Too much washing soda can can result in excessive current and issues with overheating.
Place a piece of scrap metal into the tub. Cheap metal baking pans work well for this. Other low-cost options include rebar, used lawn mower blades, or large, flattened steel cans with the top and bottom removed. Pieces of metal with more surface area tend to be the most efficient. Make sure an inch or two of the metal sticks out of the water.
Test with a magnet to ensure the object is steel, not aluminum, which won’t work.
You can use as many as four pieces of metal, which will speed the process along. These will need to be connected to each other by a metal wire to allow the current to pass through all of them.
Put a piece of wood over the tub and hang the pot from it. Suspend the pan from the wooden plank using a piece of wire that’s threaded through the hole in the pot handle on one end and wrapped several times around the wooden plank on the other. Besides the handle, the pan should be fully submerged in the water. Make sure that the pot does not touch the pieces of metal.
A coat hanger is an easy source of wire. Use a pair of pliers to bend it and cut it to size.
Attach the charger’s black clip to the pan and the red clip to the metal plate. The clips should be attached to the parts of the pan and metal plate that are sticking out of the water. Use a stainless steel scrubber or a wire brush to remove rust or other dirt from the spots where the connector clips attach. This allows for good electrical contact and produces better results.
If you are using multiple metal plates in your setup, the red clip only needs to be attached to one of them. The current will run through the connecting metal wire to the other plates.

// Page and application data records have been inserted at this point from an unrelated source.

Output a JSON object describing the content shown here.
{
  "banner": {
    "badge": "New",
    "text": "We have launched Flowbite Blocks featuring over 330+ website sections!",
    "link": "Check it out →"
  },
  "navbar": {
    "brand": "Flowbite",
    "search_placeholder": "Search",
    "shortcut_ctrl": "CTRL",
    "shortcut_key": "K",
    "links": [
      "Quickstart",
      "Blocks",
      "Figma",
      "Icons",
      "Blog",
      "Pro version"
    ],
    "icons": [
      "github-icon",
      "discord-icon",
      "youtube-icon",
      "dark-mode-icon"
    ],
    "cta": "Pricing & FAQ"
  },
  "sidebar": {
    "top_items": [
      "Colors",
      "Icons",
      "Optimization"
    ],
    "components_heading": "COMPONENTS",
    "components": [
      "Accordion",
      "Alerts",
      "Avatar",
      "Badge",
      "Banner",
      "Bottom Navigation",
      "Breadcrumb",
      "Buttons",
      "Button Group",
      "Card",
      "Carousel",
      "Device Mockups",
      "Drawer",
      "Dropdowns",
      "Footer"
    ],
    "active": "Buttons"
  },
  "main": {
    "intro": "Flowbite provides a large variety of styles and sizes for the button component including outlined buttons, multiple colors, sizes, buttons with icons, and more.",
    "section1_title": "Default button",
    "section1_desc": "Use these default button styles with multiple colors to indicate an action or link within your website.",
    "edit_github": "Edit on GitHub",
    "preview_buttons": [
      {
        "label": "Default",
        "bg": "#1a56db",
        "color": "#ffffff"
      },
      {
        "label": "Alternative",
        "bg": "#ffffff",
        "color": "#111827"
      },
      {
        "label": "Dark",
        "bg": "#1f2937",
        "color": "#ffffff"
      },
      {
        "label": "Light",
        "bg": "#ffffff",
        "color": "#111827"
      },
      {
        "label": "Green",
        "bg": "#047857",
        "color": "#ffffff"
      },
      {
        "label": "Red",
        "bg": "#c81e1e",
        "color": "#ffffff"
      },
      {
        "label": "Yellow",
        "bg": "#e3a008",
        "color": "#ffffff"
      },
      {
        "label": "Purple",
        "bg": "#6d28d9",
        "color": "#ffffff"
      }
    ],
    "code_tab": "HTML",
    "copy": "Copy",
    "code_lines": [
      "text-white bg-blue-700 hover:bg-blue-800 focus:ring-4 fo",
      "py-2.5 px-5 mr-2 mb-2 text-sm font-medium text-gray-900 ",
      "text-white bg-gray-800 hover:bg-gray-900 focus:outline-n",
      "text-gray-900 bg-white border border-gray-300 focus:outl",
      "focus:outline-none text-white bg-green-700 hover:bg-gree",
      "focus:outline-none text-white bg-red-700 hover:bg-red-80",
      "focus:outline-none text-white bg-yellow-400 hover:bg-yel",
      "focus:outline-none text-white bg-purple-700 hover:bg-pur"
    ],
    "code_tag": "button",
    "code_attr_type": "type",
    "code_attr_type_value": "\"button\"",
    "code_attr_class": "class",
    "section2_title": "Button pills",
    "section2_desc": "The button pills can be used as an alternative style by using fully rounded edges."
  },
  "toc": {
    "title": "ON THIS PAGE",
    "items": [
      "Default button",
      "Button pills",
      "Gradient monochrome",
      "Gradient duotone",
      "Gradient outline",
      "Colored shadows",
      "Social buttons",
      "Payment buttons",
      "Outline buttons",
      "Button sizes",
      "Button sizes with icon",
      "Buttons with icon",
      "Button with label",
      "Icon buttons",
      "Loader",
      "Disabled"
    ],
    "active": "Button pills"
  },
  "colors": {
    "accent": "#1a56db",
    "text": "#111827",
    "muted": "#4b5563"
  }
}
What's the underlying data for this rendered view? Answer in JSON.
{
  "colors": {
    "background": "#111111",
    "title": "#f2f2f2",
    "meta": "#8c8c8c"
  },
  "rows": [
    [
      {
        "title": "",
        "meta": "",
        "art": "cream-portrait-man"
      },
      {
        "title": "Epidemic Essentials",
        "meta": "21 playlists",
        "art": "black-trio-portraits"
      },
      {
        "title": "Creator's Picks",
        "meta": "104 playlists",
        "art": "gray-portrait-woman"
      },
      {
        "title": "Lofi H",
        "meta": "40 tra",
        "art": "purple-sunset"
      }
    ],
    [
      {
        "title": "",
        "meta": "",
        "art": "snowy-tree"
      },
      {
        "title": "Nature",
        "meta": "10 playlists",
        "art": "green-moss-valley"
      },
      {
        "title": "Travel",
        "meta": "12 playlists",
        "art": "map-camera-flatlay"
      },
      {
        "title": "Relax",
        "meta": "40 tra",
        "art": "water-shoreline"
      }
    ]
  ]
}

Plug in your charger and let it run for several hours. Your setup is working if the water begins to foam around the cast iron pan and your charger’s amp meter shows it operating at the upper end of its scale. Let the pan sit for 3 or 4 hours.
Do not touch any part of the setup once the charger is on, to prevent electrocution.
Flip the pan, then repeat the process. Unplug the battery charger before you touch anything in the setup. As soon as it has been switched off, you can pull the pan out of the water and scrape it to see its progress. Typically the side of the pan facing the metal piece will be cleaner, so you may have to flip your pan several times between soaks.
The pan is clean when the metal is bare and gray. Electrolysis can take can take up to 36 hours to remove rust and seasoning from a particularly dirty pan.[Edit]Caring for Your Restored Pan
Use a mild detergent and warm water to scrub away any remaining rust. Using a slightly abrasive sponge to clean away any final flakes or rust or seasoning that remain. Steel wool or green scrub pads work well—avoid copper scouring pads, which are too abrasive.
Do not put your pan in the dishwasher.
Dry your pans immediately. A restored pan is very susceptible to rust. Make sure you dry it completely with a towel after it has been stripped of rust and seasoning. To make sure the pan is totally dry, you could even slide it in an oven set to warm for several minutes.
Re-season your pans. Rub the entire cast iron pan down with a neutral oil, such as vegetable oil. Then, place the cast iron in the oven at . Let it bake for about an hour, then allow it to cool down for at least 45 minutes before you use it.
Each time you use the pan to cook, make sure you wipe it down with another layer of oil. This will build up a protective coat to guard against rust.[Edit]Warnings
Be very careful when handling liquid lye, which can burn your bare skin. Use protective measures including goggles and gloves.
If you are using electrolysis to clean your pans, do not touch any part of the setup (other than the charger) once the electricity has been turned on.
Don’t use naval jelly to restore a pan. Although it can work for very small pieces of cast iron, most pans are too big to be fully submerged. Instead, it dries on the pan and becomes very hard to remove.
Also avoid sandblasting as a method to remove rust, which can permanently alter the original surface of the cast iron.